The bigger picture narrative, according to BofAML's Michael Hartnett, is that the policy baton is passing from Monetary to Fiscal stimulus in 2016/17. Simply put, central bank rate cuts are ending; and new policies to address the populist desire for a "War on Inequality" are emerging. This 'fiscal flip' - as Hartnett describes it - means rotation from 'deflation' to 'inflation' assets... from 'financial' to 'real' assets.

Broadly, this new policy response is likely to be a combination of:

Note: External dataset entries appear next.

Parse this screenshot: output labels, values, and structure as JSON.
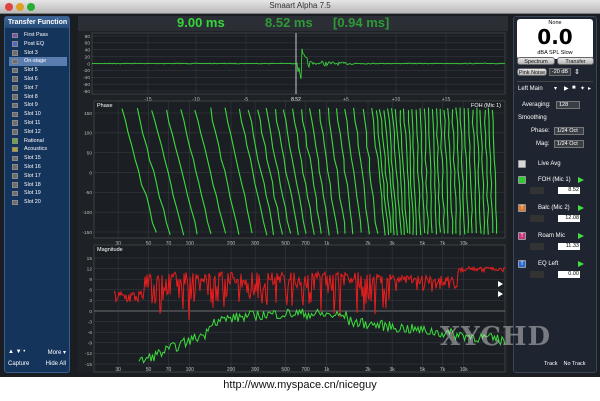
{
  "window": {
    "title": "Smaart Alpha 7.5"
  },
  "sidebar": {
    "header": "Transfer Function",
    "slots": [
      {
        "label": "First Pass",
        "color": "#7a4fb0"
      },
      {
        "label": "Post EQ",
        "color": "#4d68c8"
      },
      {
        "label": "Slot 3",
        "color": "#6d6d6d"
      },
      {
        "label": "On-stage",
        "color": "#6d6d6d"
      },
      {
        "label": "Slot 5",
        "color": "#6d6d6d"
      },
      {
        "label": "Slot 6",
        "color": "#6d6d6d"
      },
      {
        "label": "Slot 7",
        "color": "#6d6d6d"
      },
      {
        "label": "Slot 8",
        "color": "#6d6d6d"
      },
      {
        "label": "Slot 9",
        "color": "#6d6d6d"
      },
      {
        "label": "Slot 10",
        "color": "#6d6d6d"
      },
      {
        "label": "Slot 11",
        "color": "#6d6d6d"
      },
      {
        "label": "Slot 12",
        "color": "#6d6d6d"
      },
      {
        "label": "Rational",
        "color": "#6aa83a"
      },
      {
        "label": "Acoustics",
        "color": "#b7a02a"
      },
      {
        "label": "Slot 15",
        "color": "#6d6d6d"
      },
      {
        "label": "Slot 16",
        "color": "#6d6d6d"
      },
      {
        "label": "Slot 17",
        "color": "#6d6d6d"
      },
      {
        "label": "Slot 18",
        "color": "#6d6d6d"
      },
      {
        "label": "Slot 19",
        "color": "#6d6d6d"
      },
      {
        "label": "Slot 20",
        "color": "#6d6d6d"
      }
    ],
    "selected_index": 3,
    "footer_arrows": "▲ ▼  •",
    "more_label": "More ▾",
    "capture_label": "Capture",
    "hide_all_label": "Hide All"
  },
  "header_values": {
    "delay": "9.00 ms",
    "delay2": "8.52 ms",
    "delay3": "[0.94 ms]"
  },
  "impulse": {
    "y_ticks": [
      "80",
      "60",
      "40",
      "20",
      "0",
      "-20",
      "-40",
      "-60",
      "-80"
    ],
    "x_ticks": [
      "-15",
      "-10",
      "-5",
      "8.52",
      "+5",
      "+10",
      "+15"
    ],
    "cursor_value": "8.52"
  },
  "phase": {
    "title": "Phase",
    "series_label": "FOH (Mic 1)",
    "y_ticks": [
      "150",
      "100",
      "50",
      "0",
      "-50",
      "-100",
      "-150"
    ],
    "x_ticks": [
      "30",
      "50",
      "70",
      "100",
      "200",
      "300",
      "500",
      "700",
      "1k",
      "2k",
      "3k",
      "5k",
      "7k",
      "10k"
    ]
  },
  "magnitude": {
    "title": "Magnitude",
    "y_ticks": [
      "15",
      "12",
      "9",
      "6",
      "3",
      "0",
      "-3",
      "-6",
      "-9",
      "-12",
      "-15"
    ],
    "x_ticks": [
      "30",
      "50",
      "70",
      "100",
      "200",
      "300",
      "500",
      "700",
      "1k",
      "2k",
      "3k",
      "5k",
      "7k",
      "10k"
    ]
  },
  "meter": {
    "top_label": "None",
    "value": "0.0",
    "unit": "dBA SPL Slow"
  },
  "controls": {
    "spectrum_label": "Spectrum",
    "transfer_label": "Transfer",
    "pink_noise_label": "Pink Noise",
    "pink_level": "-20 dB",
    "main_label": "Left Main",
    "averaging_label": "Averaging:",
    "averaging_value": "128",
    "smoothing_label": "Smoothing",
    "phase_label": "Phase:",
    "phase_value": "1/24 Oct",
    "mag_label": "Mag:",
    "mag_value": "1/24 Oct",
    "live_avg_label": "Live Avg"
  },
  "channels": [
    {
      "name": "FOH (Mic 1)",
      "value": "8.52",
      "color": "#32c832",
      "marker": ""
    },
    {
      "name": "Balc (Mic 2)",
      "value": "12.08",
      "color": "#e07a2a",
      "marker": "T"
    },
    {
      "name": "Roam Mic",
      "value": "11.33",
      "color": "#c8327a",
      "marker": "T"
    },
    {
      "name": "EQ Left",
      "value": "0.00",
      "color": "#2a68d8",
      "marker": "T"
    }
  ],
  "track_labels": {
    "track": "Track",
    "no_track": "No Track"
  },
  "watermark": "XYCHD",
  "caption": "http://www.myspace.cn/niceguy",
  "colors": {
    "trace_green": "#3cdc3c",
    "trace_red": "#e81e1e",
    "accent_green": "#35d83a"
  }
}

Redistribution...stagflationary: winners - TIPS, munis, low-end consumption (retail, payments, tax services); losers - brokers, luxury, growth stocks; yield curve bear flattens;


Protectionism...deflationary: winners - government bonds, gold, volatility, high quality defensive stocks; losers - banks, multinational companies; yield curve bull flattens;

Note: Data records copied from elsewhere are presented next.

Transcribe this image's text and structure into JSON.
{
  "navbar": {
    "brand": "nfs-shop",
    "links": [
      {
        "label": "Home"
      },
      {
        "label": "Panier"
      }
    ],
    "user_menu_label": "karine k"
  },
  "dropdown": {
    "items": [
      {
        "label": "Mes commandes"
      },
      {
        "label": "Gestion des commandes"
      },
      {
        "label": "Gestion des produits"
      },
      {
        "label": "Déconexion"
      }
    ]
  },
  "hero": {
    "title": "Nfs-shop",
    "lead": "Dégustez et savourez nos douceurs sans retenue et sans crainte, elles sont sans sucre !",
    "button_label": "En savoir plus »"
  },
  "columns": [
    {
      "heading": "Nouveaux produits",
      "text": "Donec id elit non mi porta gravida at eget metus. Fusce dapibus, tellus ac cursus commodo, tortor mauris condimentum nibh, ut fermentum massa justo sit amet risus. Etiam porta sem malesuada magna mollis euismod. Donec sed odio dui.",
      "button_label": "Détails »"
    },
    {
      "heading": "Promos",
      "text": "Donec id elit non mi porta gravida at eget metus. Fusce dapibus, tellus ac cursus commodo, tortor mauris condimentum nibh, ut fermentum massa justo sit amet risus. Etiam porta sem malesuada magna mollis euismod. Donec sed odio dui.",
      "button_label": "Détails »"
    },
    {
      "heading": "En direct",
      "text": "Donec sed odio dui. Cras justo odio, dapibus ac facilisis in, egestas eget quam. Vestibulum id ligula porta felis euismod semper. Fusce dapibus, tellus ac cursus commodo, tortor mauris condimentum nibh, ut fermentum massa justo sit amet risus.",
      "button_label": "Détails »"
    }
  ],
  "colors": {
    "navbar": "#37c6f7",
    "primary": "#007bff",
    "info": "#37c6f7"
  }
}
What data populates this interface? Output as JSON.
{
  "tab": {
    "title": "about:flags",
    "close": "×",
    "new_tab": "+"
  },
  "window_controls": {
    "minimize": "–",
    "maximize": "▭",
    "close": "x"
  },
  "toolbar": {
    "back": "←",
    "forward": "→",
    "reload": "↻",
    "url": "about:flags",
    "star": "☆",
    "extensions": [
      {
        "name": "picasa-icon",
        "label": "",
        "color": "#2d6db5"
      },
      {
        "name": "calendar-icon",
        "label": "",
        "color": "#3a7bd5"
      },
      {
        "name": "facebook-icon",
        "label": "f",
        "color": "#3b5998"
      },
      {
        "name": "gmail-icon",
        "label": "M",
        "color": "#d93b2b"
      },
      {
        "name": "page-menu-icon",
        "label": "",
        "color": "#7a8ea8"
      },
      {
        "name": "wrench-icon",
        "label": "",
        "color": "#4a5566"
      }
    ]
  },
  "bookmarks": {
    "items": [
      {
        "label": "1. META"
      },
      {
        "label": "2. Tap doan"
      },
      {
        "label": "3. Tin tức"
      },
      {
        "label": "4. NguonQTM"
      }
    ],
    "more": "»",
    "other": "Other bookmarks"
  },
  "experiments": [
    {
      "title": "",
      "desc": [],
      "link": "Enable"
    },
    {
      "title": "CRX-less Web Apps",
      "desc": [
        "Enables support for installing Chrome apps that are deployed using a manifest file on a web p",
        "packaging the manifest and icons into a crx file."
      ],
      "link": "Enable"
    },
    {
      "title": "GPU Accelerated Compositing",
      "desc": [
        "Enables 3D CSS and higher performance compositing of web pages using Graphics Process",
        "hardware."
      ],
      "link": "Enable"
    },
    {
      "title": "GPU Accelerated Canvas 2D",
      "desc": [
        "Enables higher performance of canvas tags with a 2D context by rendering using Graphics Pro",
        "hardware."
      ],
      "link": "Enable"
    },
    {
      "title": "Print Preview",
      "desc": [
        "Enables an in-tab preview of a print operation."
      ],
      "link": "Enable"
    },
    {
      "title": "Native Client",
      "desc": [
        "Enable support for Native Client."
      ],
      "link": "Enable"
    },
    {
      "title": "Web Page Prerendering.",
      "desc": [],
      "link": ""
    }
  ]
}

Keynesianism...reflationary (with “helicopter money): winners - TIPS, commodities, banks, value; losers - bond substitutes; yield curve bear steepens.

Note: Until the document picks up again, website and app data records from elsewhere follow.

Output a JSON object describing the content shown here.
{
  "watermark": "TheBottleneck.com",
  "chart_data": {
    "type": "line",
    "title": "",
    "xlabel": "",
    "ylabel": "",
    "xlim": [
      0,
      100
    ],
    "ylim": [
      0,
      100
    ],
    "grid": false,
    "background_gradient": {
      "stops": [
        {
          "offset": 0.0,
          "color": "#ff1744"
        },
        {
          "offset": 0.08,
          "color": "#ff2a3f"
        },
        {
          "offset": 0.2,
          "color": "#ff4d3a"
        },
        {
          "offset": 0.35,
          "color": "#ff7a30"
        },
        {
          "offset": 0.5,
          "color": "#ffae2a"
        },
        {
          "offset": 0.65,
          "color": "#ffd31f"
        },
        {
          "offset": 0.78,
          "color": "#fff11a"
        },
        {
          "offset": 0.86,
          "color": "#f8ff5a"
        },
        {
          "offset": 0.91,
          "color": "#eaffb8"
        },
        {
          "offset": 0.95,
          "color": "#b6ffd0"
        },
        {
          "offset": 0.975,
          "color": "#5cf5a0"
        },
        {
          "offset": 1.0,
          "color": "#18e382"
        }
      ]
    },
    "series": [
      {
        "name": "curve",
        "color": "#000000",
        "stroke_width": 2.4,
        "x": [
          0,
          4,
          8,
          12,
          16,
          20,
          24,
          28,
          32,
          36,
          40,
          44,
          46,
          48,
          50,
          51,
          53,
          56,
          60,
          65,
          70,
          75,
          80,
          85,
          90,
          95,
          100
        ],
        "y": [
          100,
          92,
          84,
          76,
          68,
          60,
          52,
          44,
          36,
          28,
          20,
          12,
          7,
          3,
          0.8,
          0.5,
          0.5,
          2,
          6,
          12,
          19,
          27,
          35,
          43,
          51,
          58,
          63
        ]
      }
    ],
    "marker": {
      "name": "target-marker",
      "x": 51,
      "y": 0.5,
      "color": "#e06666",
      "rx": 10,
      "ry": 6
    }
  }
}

The table below shows specific winners and losers contingent on each policy theme...

Happily, the fiscal flip this summer has thus far been more biased toward redistribution & Keynesianism rather than protectionism. For example:

In Japan Abe has hinted at an economic package at the upper end of the ¥20-30tn range with ¥13tn in fiscal measures, possibly to include 3% min. wage hike and ¥15,000 cash to low income earners;


In Europe the growth of government spending has accelerated back to its pre-Global Financial Crisis pace, adding >1% to GDP growth in 2016 (note a newly permissive ECB cancelled Spanish & Portuguese fiscal rule-breach fines in the past month);


And in the US both presidential candidates are touting infrastructure spending packages (Clinton proposes $275 billion in infrastructure spending over five years; Trump has also proposed tax cuts, infrastructure & health spending. Note Ethan Harris argues that in coming years fiscal policy is likely to become more effective than monetary policy.

We are convinced that the flip from monetary to fiscal policy will drive asset allocation & asset prices in coming quarters. Fiscal flip reflects policy intent to reduce deflation, wealth inequality, wage insecurity. Success means rotation from “deflation” to “inflation” assets.

Note that real assets (commodities, collectables & real estate) now at all-time lows relative to financial assets (stocks & bonds)...


So what will you be buying?